12. I have considered whether this exercise should no longer take place in its present form. It does, however, form an essential part of the officer cadet's training. During the past years some cadets have been posted direct to battalions on active service in Borneo or carrying out internal security duties in Cyprus or Aden. Training in the Army should not involve unnecessary hazard but it must, of course, be tough and realistic and be carried out under conditions as near to operations as possible. For this reason, I have decided that the exercise should continue.

13. As a result of my inquiries, I am satisfied that, although the deaths of two cadets have pointed to the need for some improvement in the pattern of training at Mons Officer Cadet School, the instruction given to the intake of which Officer Cadets Kalani and Ugba were members, was as good as it could be at the stage of training which they had reached and within the limits of the knowledge and experience then available at the school. Equally, I am satisfied that the overall conduct of the exercise itself was satisfactory. As regards efforts to rescue the cadets, the measures taken by the officer directing the exercise and his staff, once the seriousness of the cadets' situation had been conveyed to them, were fully adequate, and indeed praiseworthy.

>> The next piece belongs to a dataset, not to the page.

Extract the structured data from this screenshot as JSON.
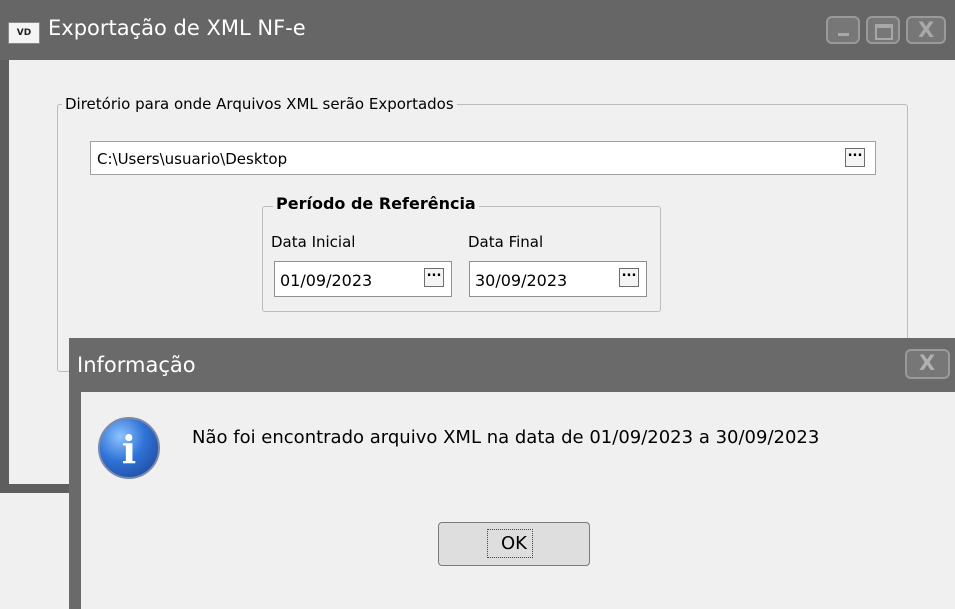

14. A number of factors combined to cause the deaths of Officer Cadets Kalani and Ugba. I have considered most carefully whether any individuals should bear personal responsibility for any of these factors. I have concluded that there is no evidence to show that any individuals were culpably negligent. But there is no doubt that: there are important lessons to be drawn from this tragic accident. I believe that the changes which will now be made following my inquiries will greatly reduce the chances of a similar accident occurring again.